Guitarist Tommy Skeoch has been somewhat quiet ever since he and Tesla parted ways in 2006. Then last year his new band Resist & Bite released its debut single “The Myth I’m Living” and it quickly grabbed the attention of fans of his work, but also those interested in hard rock in general.
Now the band that besides Skeoch features Nathan Utz on vocals and guitar, Brian Powell on bass Steve Stokes on guitar, David Parks on drums, is ready with their first full-length release.
The self-titled album opens with slow, grungy, and almost hypnotic “Blood on Me”, which generally might not serve as a good representation of this album, but it most certainly sets the record straight on many points. For instance, the production is very rich and very good and despite very good balance in the mixing job, this is very much guitar-oriented soundscape. The guitar sound and tone are massive and simply razor sharp, while at the same time very clean. The opening track also serves as a good introduction to singing style of Nathan Utz, whose raw vocals nail lots of different styles, but in general come across as dirty rock vocals that balance eminently between classic hard rock of the ‘70’s and ‘80’s and nonetheless alternative rock of the 90’s.

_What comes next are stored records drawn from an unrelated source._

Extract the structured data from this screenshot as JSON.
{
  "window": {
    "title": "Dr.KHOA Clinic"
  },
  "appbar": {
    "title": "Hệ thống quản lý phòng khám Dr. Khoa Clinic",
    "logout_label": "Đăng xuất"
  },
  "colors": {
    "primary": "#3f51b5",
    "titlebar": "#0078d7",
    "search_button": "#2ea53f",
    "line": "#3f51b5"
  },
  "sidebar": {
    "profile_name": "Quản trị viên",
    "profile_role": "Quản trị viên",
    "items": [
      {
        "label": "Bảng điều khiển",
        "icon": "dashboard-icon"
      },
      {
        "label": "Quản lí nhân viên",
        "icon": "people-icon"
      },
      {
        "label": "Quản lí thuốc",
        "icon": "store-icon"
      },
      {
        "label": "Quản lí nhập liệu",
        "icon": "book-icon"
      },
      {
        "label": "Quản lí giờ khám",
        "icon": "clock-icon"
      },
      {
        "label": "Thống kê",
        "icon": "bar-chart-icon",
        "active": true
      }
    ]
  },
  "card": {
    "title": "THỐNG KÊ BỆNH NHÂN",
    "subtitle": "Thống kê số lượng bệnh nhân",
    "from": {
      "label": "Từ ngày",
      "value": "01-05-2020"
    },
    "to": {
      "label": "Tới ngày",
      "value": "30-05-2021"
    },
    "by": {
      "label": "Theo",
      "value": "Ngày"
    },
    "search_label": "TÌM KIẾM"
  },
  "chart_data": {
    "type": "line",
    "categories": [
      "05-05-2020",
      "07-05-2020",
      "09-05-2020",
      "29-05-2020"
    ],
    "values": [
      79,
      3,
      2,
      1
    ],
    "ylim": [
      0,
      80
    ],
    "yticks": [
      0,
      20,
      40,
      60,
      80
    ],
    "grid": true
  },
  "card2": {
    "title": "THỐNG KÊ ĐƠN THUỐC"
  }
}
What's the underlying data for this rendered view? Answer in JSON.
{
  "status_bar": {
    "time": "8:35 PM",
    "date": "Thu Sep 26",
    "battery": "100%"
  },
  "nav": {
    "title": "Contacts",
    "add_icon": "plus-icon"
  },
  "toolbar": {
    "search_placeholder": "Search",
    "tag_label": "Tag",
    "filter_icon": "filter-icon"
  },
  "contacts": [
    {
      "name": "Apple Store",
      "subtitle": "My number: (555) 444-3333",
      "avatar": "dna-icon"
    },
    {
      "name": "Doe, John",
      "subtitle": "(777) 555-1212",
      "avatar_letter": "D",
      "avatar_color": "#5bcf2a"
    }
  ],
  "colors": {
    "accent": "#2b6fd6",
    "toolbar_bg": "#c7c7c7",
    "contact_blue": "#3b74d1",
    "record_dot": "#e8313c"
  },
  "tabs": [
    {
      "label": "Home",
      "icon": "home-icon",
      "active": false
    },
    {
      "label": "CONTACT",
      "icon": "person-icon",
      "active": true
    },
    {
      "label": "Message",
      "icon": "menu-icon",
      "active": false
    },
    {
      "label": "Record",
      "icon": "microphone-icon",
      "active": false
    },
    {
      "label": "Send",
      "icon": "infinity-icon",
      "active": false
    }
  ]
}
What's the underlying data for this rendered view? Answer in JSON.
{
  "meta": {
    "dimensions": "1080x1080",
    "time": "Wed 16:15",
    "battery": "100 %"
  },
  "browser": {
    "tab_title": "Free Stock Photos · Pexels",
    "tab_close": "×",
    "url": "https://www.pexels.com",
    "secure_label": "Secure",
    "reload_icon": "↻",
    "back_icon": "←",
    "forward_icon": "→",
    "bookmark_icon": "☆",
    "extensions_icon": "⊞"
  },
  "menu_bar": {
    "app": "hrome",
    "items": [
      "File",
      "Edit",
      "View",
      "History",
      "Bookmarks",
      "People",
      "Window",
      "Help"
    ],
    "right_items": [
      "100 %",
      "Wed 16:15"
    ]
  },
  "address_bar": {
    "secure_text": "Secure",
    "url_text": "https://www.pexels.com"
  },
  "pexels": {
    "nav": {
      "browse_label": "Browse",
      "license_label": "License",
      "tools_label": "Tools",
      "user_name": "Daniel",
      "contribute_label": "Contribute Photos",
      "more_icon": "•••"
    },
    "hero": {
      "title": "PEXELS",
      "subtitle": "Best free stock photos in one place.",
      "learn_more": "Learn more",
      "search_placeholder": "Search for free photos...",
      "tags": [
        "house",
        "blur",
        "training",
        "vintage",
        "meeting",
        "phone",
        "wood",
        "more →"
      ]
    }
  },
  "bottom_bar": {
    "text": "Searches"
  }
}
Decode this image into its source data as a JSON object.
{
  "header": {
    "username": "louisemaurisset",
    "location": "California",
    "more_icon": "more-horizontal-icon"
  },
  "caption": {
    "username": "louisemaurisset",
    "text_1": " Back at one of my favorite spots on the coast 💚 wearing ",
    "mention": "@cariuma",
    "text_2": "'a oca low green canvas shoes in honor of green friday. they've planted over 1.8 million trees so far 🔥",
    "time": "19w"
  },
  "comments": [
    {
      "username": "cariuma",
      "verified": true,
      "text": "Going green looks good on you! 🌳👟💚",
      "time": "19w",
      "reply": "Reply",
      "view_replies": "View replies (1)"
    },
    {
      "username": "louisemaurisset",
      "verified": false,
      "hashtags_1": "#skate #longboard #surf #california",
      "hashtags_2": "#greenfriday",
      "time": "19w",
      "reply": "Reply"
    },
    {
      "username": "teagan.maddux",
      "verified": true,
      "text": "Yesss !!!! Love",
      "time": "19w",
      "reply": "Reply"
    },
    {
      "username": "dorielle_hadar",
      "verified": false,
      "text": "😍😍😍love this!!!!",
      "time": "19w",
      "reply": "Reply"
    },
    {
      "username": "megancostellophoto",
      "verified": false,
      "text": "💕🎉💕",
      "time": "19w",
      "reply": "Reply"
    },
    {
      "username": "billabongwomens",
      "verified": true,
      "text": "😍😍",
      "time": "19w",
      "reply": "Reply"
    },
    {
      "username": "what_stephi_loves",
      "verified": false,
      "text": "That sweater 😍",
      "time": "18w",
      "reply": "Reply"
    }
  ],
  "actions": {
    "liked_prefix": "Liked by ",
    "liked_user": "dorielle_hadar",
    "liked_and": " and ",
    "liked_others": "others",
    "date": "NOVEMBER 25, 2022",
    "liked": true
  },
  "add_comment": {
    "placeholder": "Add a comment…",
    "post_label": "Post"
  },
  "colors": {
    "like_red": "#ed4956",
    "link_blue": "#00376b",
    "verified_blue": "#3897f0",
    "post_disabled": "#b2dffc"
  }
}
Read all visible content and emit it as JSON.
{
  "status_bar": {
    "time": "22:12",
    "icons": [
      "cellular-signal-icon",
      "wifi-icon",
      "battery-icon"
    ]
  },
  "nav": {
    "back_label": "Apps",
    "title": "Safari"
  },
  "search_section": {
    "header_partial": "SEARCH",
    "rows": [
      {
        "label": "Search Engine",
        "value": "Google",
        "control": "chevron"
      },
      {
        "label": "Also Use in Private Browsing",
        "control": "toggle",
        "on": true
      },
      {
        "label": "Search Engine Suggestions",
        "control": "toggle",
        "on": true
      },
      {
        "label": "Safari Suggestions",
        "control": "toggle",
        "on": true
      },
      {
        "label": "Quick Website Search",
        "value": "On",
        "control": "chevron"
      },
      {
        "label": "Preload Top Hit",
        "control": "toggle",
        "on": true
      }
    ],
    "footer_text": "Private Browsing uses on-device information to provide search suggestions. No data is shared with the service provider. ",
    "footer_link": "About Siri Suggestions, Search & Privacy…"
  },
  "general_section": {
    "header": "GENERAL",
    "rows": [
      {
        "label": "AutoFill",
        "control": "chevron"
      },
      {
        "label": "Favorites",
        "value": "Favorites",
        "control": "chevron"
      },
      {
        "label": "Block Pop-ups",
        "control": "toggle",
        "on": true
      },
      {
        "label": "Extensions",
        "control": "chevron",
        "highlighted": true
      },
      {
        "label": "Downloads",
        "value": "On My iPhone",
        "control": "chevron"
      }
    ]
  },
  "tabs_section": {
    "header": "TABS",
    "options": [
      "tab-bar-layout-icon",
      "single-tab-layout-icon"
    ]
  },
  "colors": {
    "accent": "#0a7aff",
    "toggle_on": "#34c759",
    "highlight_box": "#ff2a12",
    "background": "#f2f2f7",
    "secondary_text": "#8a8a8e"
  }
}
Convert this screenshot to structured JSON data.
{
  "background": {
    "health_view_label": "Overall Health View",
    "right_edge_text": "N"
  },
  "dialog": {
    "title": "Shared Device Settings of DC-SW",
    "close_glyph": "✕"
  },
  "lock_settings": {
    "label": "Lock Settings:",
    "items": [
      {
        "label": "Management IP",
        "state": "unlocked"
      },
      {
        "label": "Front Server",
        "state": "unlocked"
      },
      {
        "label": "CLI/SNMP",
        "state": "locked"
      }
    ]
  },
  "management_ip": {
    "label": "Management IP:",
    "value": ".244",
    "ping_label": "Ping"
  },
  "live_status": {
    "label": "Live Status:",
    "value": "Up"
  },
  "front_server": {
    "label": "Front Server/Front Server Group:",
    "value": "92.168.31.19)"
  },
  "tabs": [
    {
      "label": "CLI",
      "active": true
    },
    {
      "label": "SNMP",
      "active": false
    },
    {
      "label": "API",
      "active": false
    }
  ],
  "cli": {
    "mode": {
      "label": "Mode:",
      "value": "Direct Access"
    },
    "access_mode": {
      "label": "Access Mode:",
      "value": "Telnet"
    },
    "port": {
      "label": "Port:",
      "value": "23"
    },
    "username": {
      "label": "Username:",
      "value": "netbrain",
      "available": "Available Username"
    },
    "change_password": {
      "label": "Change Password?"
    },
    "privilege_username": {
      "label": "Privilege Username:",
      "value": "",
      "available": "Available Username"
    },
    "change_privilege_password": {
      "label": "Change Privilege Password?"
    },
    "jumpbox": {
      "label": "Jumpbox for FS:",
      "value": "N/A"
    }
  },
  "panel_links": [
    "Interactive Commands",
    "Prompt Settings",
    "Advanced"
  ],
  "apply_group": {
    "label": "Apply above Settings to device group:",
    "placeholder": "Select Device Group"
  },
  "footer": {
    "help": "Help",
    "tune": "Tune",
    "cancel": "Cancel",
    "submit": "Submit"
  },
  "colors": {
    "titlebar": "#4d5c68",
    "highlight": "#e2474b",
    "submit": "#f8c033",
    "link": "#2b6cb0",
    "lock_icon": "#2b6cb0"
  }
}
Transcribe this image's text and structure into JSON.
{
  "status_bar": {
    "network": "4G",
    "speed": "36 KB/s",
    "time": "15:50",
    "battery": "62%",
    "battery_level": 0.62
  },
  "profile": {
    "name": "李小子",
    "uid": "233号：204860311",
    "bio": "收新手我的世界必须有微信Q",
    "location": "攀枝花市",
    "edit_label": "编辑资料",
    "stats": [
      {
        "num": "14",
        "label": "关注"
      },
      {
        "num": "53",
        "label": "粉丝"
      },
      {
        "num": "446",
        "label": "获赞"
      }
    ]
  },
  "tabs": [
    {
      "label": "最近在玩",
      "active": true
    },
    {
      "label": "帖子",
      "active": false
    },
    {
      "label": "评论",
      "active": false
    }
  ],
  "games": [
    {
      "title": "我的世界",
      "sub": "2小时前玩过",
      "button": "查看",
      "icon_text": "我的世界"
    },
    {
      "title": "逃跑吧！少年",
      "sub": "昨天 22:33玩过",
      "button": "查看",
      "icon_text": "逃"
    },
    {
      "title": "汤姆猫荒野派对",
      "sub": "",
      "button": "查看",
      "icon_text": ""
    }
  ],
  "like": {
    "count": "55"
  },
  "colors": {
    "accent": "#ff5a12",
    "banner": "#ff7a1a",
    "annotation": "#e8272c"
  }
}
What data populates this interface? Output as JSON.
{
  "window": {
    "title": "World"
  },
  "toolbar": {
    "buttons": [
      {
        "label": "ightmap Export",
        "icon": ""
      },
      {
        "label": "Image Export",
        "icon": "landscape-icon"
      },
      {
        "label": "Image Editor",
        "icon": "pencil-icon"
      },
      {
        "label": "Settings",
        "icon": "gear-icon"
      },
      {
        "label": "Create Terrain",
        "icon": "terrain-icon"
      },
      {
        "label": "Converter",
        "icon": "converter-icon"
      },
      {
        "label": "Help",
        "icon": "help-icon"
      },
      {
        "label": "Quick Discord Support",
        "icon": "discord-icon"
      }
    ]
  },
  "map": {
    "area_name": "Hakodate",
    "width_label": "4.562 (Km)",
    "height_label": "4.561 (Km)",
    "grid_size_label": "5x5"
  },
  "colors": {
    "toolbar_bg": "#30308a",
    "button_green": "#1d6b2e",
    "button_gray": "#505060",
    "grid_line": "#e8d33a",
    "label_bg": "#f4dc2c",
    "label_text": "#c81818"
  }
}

Resist & Bite is downright packed with energetic well-crafted songs and at the same time it comes across as genuine. It is clearly a result of skill, but just as much of good chemistry and pure hunger for rock ‘n’ roll.
Throughout the album the band manages to maintain the high level of songwriting, performance and the overall energy. The energy level is high even on the occasions when the band slows down like in the gorgeous ballad “Already Said”, grungy “Till Tomorrow” and the acoustic jammy “Say Watcha Want”, which wakes memories of Skeoch’s time in Tesla, when the band released the game changing live acoustic album Five Man Acoustical Jam.
And speaking of Skeoch and Tesla, that connection needs to be addressed as well; should you expect this to be something like those early Tesla albums? No not at all. Sure, there are some songs on the album that would feel at home on Into the Now or Psychotic Supper and Skeoch’s playing sure does bring out the memories of his years in Tesla, but that’s basically where the comparisons end. And that even thou that common for Tesla and Resist & Bite is that they deliver that pure down to earth rock. Resist & Bite do come across at more modern and even heavier and this debut is also serves as a reminder to how crucial of a role Skeoch played in Tesla. His guitar tone, sense for melodically driven energetic guitar playing as well as songwriting qualities are such a key element of this release just as they were on the those first five Tesla albums. Perhaps that’s also one of principal reasons why they never managed to match they earlier albums since his departure.
Resist & Bite is stronger than any Tesla album released without Skeoch, with possible exception of Forever More. And even that album would in best case draw a tie with this 2021 release.
Overall looking, this album doesn’t come with much new and combination of rock inspiration from those three golden decades of rock isn’t something rare. But unlike many other who have done it before it hits a homerun on just about all its aspects and as such it’s rare one. Voodoo Johnson’s 10.000 Horses, Slave To The System’s self-titled debut and Skid Row’s Thickskin, are some of the other that come to mind.
The 14-track album keeps the level throughout, but perhaps there is a song or two that could have been left out (radio edit of “I”), being one of them or even better, replaced by the mighty first song from the band “The Myth I’m Livin’”, which for some reason is not featured on the album.
Skeoch took his time releasing music after parting ways with Tesla and is seems that the time was well invested, because this Resist & Bite’s debut hits the nail right on the head and basically all aspects.
Keep this one going, guys!